★★★★ / ★★★★
Danny (Edward Furlong) was taken to the principal’s office because he wrote a paper called “My Mein Kampf” in which it justified Adolf Hitler as a civil war hero. Dr. Sweeney (Avery Brooks), the principal, thought that the best solution would be for the two of them to meet every day, discuss current events, take what was going on in the world, and put them into perspective. Danny’s first assignment was to create a narrative about how his brother, Derek (Edward Norton), released from a three-year prison sentence the very same day, ended up becoming a neo-Nazi. “American History X,” written by David McKenna, was like swallowing a bitter pill that was good for you.
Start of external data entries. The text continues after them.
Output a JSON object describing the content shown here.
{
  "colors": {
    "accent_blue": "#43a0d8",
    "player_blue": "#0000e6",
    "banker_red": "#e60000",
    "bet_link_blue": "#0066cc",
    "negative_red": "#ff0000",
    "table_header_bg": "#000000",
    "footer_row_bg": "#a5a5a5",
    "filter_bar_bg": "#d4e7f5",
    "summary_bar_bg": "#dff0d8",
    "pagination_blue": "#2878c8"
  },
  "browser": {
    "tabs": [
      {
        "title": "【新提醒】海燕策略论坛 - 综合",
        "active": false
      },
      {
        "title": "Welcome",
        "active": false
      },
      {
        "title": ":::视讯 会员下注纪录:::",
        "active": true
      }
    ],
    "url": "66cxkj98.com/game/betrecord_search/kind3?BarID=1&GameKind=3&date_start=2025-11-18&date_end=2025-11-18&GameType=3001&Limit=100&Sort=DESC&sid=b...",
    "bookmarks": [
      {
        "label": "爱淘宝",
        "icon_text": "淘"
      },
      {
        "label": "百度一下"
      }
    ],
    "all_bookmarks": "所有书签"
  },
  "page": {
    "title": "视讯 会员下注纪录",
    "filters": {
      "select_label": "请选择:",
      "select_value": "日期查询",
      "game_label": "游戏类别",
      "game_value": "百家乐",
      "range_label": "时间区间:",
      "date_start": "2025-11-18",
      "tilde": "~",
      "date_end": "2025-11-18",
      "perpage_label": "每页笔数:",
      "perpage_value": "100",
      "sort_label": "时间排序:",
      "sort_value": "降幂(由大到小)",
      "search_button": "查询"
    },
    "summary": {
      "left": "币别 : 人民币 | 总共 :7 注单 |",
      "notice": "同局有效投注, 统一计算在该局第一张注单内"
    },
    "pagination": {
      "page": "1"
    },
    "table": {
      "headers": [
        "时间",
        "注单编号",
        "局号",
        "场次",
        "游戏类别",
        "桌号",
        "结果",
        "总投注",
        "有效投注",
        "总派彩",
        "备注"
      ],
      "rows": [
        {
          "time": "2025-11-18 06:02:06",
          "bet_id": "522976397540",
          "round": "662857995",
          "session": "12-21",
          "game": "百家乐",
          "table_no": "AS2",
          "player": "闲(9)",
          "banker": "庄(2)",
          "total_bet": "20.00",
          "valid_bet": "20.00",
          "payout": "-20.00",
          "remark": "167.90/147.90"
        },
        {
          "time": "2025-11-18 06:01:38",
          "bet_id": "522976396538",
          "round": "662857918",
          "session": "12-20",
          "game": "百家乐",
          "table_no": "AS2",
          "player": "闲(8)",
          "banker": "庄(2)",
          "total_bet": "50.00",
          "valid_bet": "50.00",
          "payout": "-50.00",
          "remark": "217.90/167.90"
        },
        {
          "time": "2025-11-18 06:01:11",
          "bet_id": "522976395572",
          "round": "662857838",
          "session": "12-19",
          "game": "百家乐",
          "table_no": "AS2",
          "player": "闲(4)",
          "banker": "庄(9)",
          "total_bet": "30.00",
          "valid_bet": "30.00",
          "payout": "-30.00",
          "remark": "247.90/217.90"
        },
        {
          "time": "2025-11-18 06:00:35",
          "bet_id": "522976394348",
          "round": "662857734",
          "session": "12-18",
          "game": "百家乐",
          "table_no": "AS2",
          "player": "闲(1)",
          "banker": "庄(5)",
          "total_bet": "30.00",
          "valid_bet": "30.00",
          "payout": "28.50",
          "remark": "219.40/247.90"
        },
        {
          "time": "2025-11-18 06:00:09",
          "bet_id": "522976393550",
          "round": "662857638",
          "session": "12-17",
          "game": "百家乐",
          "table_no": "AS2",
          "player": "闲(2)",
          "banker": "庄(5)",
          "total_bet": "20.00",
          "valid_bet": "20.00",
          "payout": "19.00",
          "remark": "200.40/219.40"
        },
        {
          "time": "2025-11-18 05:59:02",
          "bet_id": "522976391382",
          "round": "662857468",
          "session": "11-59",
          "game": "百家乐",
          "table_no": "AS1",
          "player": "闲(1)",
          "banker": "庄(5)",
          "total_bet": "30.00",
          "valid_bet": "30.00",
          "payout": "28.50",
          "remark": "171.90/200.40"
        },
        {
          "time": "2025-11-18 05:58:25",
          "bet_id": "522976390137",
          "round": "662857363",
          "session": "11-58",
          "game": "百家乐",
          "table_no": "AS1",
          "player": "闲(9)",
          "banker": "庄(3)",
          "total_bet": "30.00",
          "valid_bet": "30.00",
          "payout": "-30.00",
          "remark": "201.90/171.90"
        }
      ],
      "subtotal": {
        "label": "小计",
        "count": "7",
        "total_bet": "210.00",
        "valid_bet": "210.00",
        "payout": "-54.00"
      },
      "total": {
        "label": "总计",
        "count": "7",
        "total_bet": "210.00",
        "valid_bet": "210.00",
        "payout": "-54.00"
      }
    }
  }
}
I found it difficult to sit through not only because we were demanded to endure a lot of rhetoric pregnant with hatred, but because it also allowed us to question our own predilections toward discrimination, most of them we might not be consciously aware of, without beating us over the head about the toxicity of racism despite the characters inhabiting a diverse Los Angeles milieu. Regardless of our race, we’ve all experienced passing through a group of African-Americans, Latinos, Whites, or Asians ranging from teenagers to middle-aged and felt threatened in some way due to their appearance and behavior–wife beaters, pants hanging low, profanities being thrown around like prepositions–stereotypically considered as lower-class. The picture was essentially divided into two. The past was told in black-and-white while the present was in color. This was appropriate because in the past, Derek, under the mentorship of Cameron Alexander (Stacy Keach), considered it his duty to recruit impressionable, young white males who were tired of being scared and beaten by people of color. Derek’s speeches, whether it be out in public or inside his home while sharing a meal with his family (Beverly D’Angelo and Jennifer Lien as Derek’s mother and sister, respectively), were full of zealously executed offensive language disguised as logical reasoning. Although Derek was very smart, he adopted a “white versus non-white” mentality, just like the images we saw on the screen. On the other hand, the present marked Derek’s seemingly sudden change of heart. He wanted out of the neo-Nazi party for the sake of his family, especially when he saw Danny treading a similar path that he’d taken years prior. For a picture that relied on flashbacks to show the roots of Derek’s reformation, the pacing was rather brisk. The interactions between Derek and Lamont (Guy Torry), though awkward and drenched in silence at first, felt genuine as a whole because the screenplay used humor to seep through the cracks in Derek’s armor which eventually allowed him to open up and question. Furthermore, Dr. Sweeney’s presence, Derek’s former Honors English teacher, was utilized sparingly but to a great effect. It was a particularly dangerous type of character, especially in social message movies, due to the wise words that had to be imparted. Dr. Sweeney did not overstay his welcome. However, I wished that we knew more about the neo-Nazi mentor. From what I’ve seen, he didn’t seem such a magnetic presence, how smart young men would be drawn to his evil. Directed by Tony Kaye, although “American History X” touched upon but did not fully immerse itself in the complexity of bigotry in modern urban America, it is nonetheless emotionally involving and it dares us to look within. It argues that if we are brave enough look inside and happen to see something ugly in terms of how we treat others, it’s not too late to change. That message is an important first step.